What qualities should I avoid in my first hire?
- Someone you don’t trust
This might seem like an obvious thing to avoid, but it’s a sneaky one. Let me explain. Hiring managers obviously never intentionally hire someone they don’t trust, but distrust can come out in lots of ways. It can be a micromanagement of duties, a constant questioning of decision-making, or even a lack of follow-through on what your marketer says you should or shouldn’t do. As a business owner, you don’t have time for that. This might sound harsh, but if you don’t trust the employee you hire, you should fire them. Both of you will ultimately be happier for it.
- Someone who can “do everything”
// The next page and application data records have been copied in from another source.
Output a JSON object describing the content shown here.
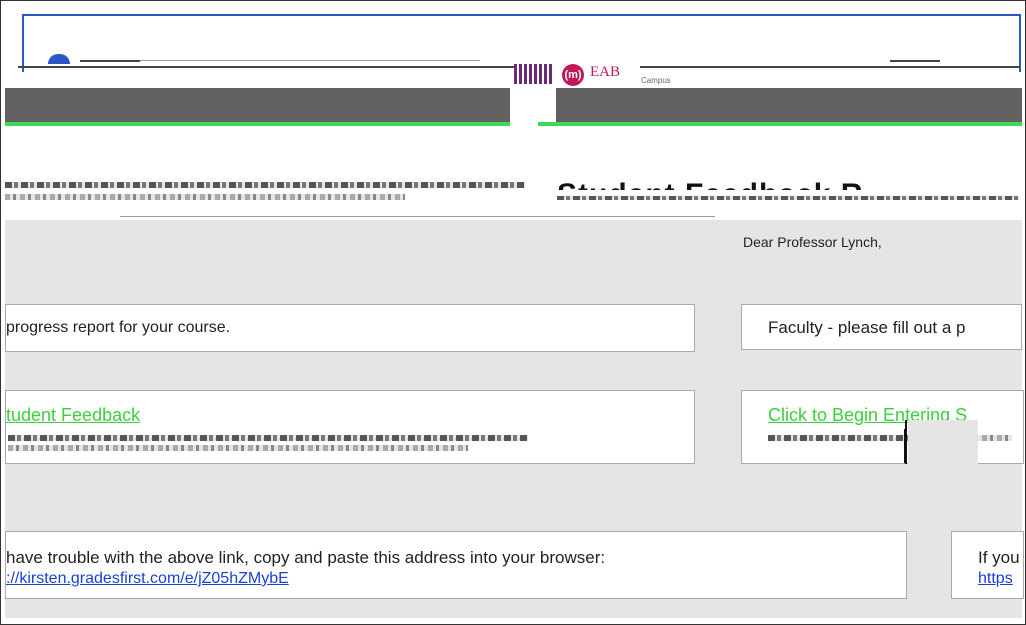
{
  "header": {
    "logo_badge": "(m)",
    "logo_text": "EAB",
    "campus_label": "Campus"
  },
  "greeting": "Dear Professor Lynch,",
  "prompt_left": "progress report for your course.",
  "prompt_right": "Faculty - please fill out a p",
  "action_left": "tudent Feedback",
  "action_right": "Click to Begin Entering S",
  "trouble_text": "have trouble with the above link, copy and paste this address into your browser:",
  "trouble_url": "://kirsten.gradesfirst.com/e/jZ05hZMybE",
  "trouble_right": "If you",
  "trouble_url_right": "https",
  "colors": {
    "green_link": "#3ad13a",
    "blue_link": "#1a3fd6",
    "dark_bar": "#616161",
    "accent_green": "#3fd95a"
  }
}
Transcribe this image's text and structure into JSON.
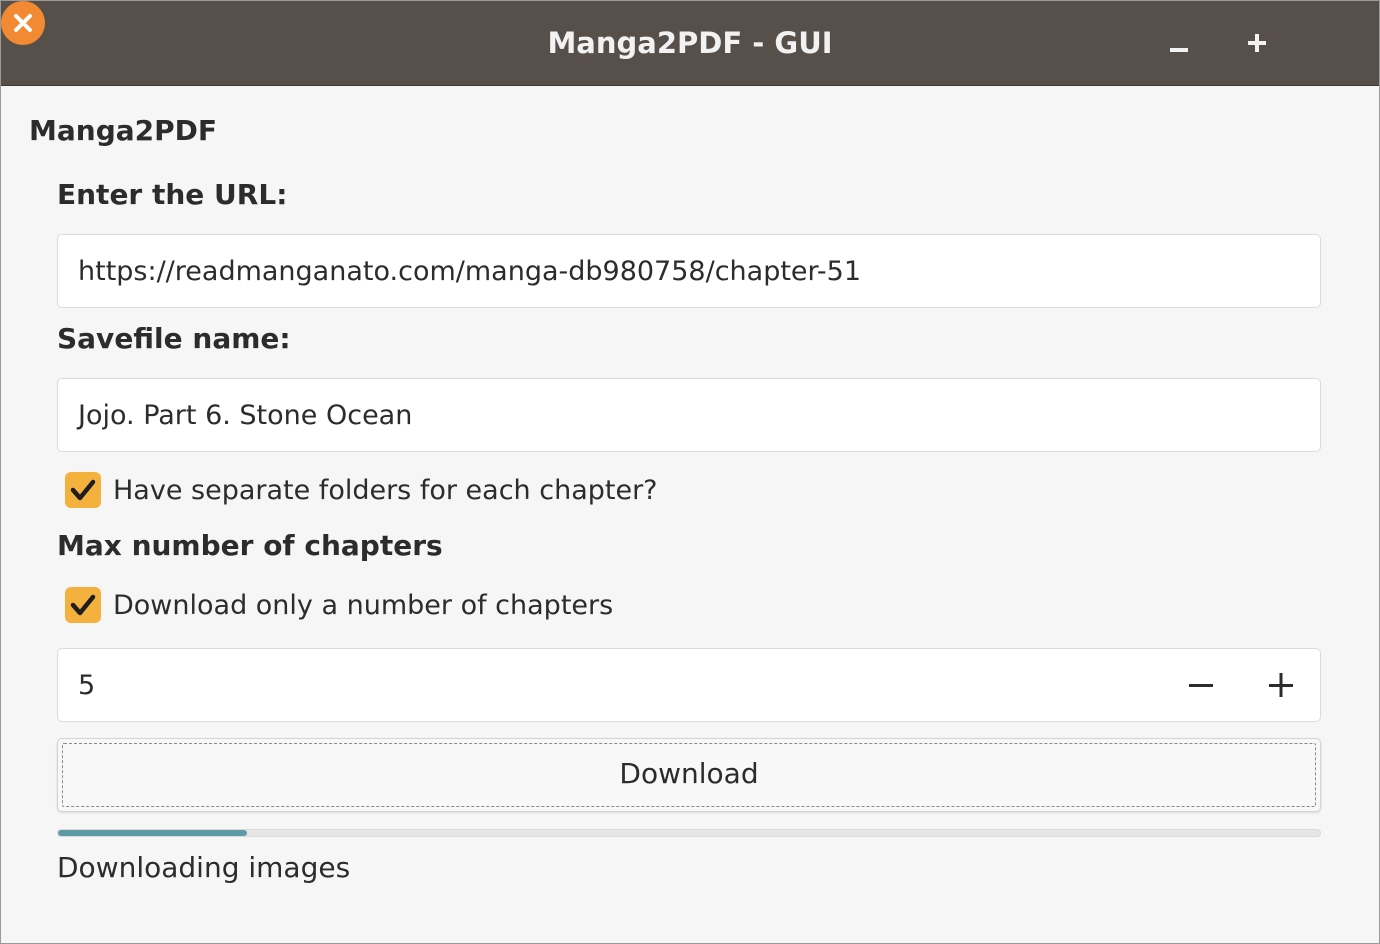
{
  "window": {
    "title": "Manga2PDF - GUI",
    "buttons": {
      "minimize": "minimize-icon",
      "maximize": "maximize-icon",
      "close": "close-icon"
    },
    "colors": {
      "titlebar": "#574f4a",
      "close": "#f28a33",
      "checkbox": "#f5b13d",
      "progress": "#5e9aa5"
    }
  },
  "app": {
    "heading": "Manga2PDF"
  },
  "url": {
    "label": "Enter the URL:",
    "value": "https://readmanganato.com/manga-db980758/chapter-51"
  },
  "savefile": {
    "label": "Savefile name:",
    "value": "Jojo. Part 6. Stone Ocean"
  },
  "separate_folders": {
    "label": "Have separate folders for each chapter?",
    "checked": true
  },
  "max_chapters": {
    "label": "Max number of chapters",
    "limit_label": "Download only a number of chapters",
    "limit_checked": true,
    "value": "5"
  },
  "download": {
    "label": "Download"
  },
  "progress": {
    "fraction": 0.15,
    "status": "Downloading images"
  }
}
There is no “one size fits all,” and you should not hire like there is. If you have a multitude of needs from a marketer, that’s fine. You can reasonably expect someone to be able to have two different skills, like graphic design and video editing. You might even find someone with three similar skills, like copy writing, SEO, and social media experience. BUT that’s it. Also, not every skill goes together. Good luck finding someone who is good at graphic design, and SEO, and campaign strategy, and editing. It’s not going to happen. So don’t expect to hire someone who’s going to be able to do everything, because they won’t be able to—or at least won’t be able to do all of it well.
- The cheapest option
If you hire someone for cheap, you’ll experience why they’re cheap. For your first hire, you will want to hire someone who has at least a little bit of experience, and you may want to hire a seasoned professional, depending on your needs. Hiring someone with experience has a price tag that is well earned. You will literally get what you pay for. Respect the job as much as you would a technician or a sales person, and you will find a quality hire.
Something else to consider: As an MSP, you are essentially a contractor to SMBs. If you’re nervous about taking the plunge with a full-time employee on the tech side, do the same with marketing. Hire someone to start as a contractor, and make sure they’re a good company fit, that you have all the right needs that correspond with their skills, and that you are both happy with the outcome. This can sometimes help ease you into a hire in an industry that you’re not as familiar with.
At the end of the day, something is better than nothing. If you’ve clearly identified your need, the scope of work a marketer would fill, and you’re on your incline of business growth, then it’s time. Don’t let the unknown scare you off, because making your first marketing hire will be a breeze if you consider these tips.